The chief rolled down the window and stated his business. The officer said, "This is Jefferson Parish," and placed his hand on his weapon. The fire official said, “Thank you,” rolled up his window and backed up to take the longer way back to downtown New Orleans.

5. Watch the guys with the briefcases, too. Billions were spent on recovery and reconstruction, not all of it well. Remember those blue tarps that were atop all the houses in Louisiana as temporary fixes for roof damage after Katrina? A short time later, the Washington Post reported that there were five, sometimes six layers of contractors who got paid: "At the bottom tier is a Spanish-speaking crew earning less than 10 cents for every square foot of blue tarp installed. At the top, the prime contractor bills the government 15 times as much for the same job."

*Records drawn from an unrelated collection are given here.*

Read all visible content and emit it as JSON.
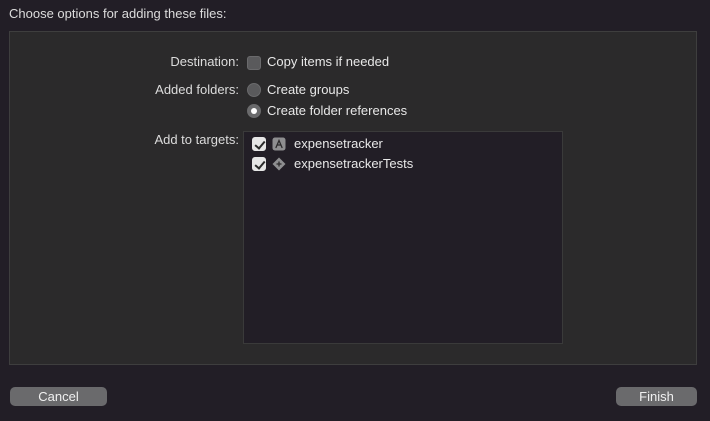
{
  "dialog": {
    "title": "Choose options for adding these files:"
  },
  "options": {
    "destination": {
      "label": "Destination:",
      "checkbox_label": "Copy items if needed",
      "checked": false
    },
    "added_folders": {
      "label": "Added folders:",
      "choices": [
        {
          "label": "Create groups",
          "selected": false
        },
        {
          "label": "Create folder references",
          "selected": true
        }
      ]
    },
    "targets": {
      "label": "Add to targets:",
      "items": [
        {
          "label": "expensetracker",
          "checked": true,
          "icon": "app-target-icon"
        },
        {
          "label": "expensetrackerTests",
          "checked": true,
          "icon": "test-target-icon"
        }
      ]
    }
  },
  "buttons": {
    "cancel": "Cancel",
    "finish": "Finish"
  },
  "colors": {
    "window_background": "#221e26",
    "panel_background": "#2b2a2b",
    "button_background": "#6a6a6c",
    "text": "#dcdcdc"
  }
}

6. The will to live is strong. In New Orleans, Jemal Foster came back from 18 months in Iraq, surrounded by death and destruction, to find his home in ruins. Foster had lost 54 pounds during the tour, and his mental state took an even larger beating. So had his hometown. The clubs he visited had burned. His home was gutted. His children’s school was under water. But still, he found a reason to smile: At his aunt’s house nearby, there was no water damage. Around back, he found the 100-quart pot he’d purchased to boil seafood, a small piece of solace. He smiled, saying, "At least I got my crawfish pot."


7. Our attention span is short. Almost as soon as the water receded, most of the cameras left and Katrina became as much about politics as rebuilding. But even all this time later, New Orleans is still recovering. Sure, the French Quarter feels the same to the casual visitor. But the neighborhoods, the ones where my friends lived, the ones with the small mom-and-pop joints, are not the same. The uprooted who have been unwilling—or unable—to return home still curse Katrina’s name.

The city’s soul is still in recovery, too.

Haiti has exponentially more dead to bury, more institutions and families to heal. The nation, and its people, will need the world’s help … for a very long time.


Robert E. Pierre is an editor at the Washington Post and co-author of A Day Late and A Dollar Short: High Hopes and Deferred Dreams in Obama's 'Post-Racial' America released this month by John Wiley and Sons.